The immigration judge missed this point because he misunderstood Sepulveda's claim. He said that Sepulveda "has failed to demonstrate that this particular identifying characteristic (his employment with the Attorney General's Office) is immutable. To the contrary, by his own admission, he resigned from the Attorney General's Office after arriving in the United States." The social group to which Sepulveda belongs consists of former, not present, employees of the Attorney General's Office. From that group he cannot resign.
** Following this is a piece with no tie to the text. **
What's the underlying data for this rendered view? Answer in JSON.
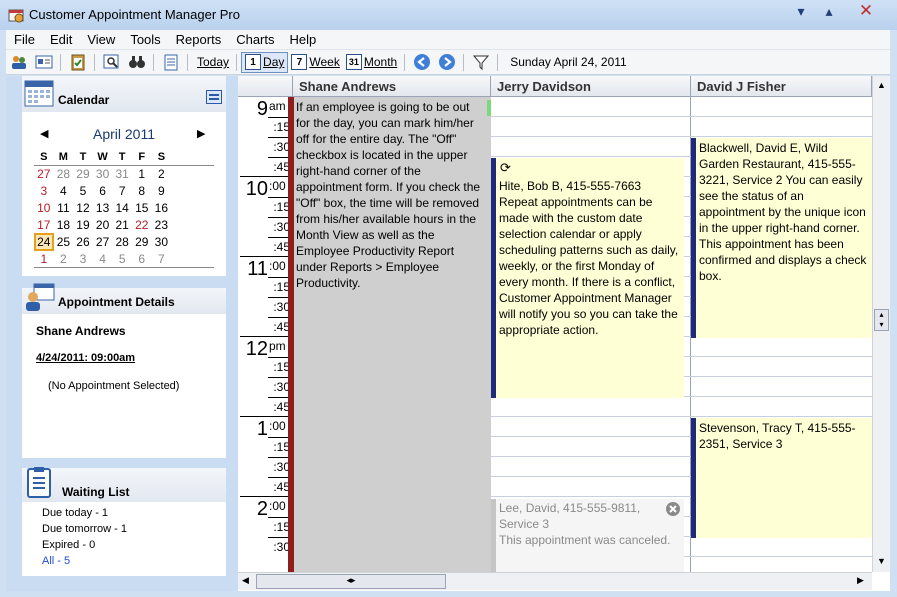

The judge did say that Sepulveda does not have a reasonable fear of being persecuted if he returns to Colombia, but he did not explain this conclusion. We do not know whether former members of the Office who have the kind of information that Sepulveda is carrying around in his head would be targets of the insurgents. They might be, because it is information that the insurgents would very much like to have. Nor do we know how large the Office is and therefore the significance of the fact that in a five-year period 136 of its employees were murdered or kidnapped; those moreover were current employees of the Office; we do not know how many former employees, if any, have been victimized. As we said in Ahmed v. Ashcroft, 348 F.3d 611, 619 (7th Cir.2003), a claim for asylum such as Sepulveda's "must also be examined to determine whether the danger flows from an ongoing violent struggle affecting the population in a relatively undifferentiated way or if danger exists on account of a protected ground; only the latter will suffice under the statute. [The petitioner] failed to offer objective support for his more speculative assertions. Moreover, the evidence did not compel the BIA to find that former members of the security and police forces in Algeria are targeted in a manner that is distinct from the risks borne by other segments of Algerian society." Nor do we know whether the government is unwilling or incapable of protecting persons in Sepulveda's position from insurgents.
These are matters for exploration in further proceedings before the immigration judge. The petition for review is granted and the order of the Board of Immigration Appeals vacated.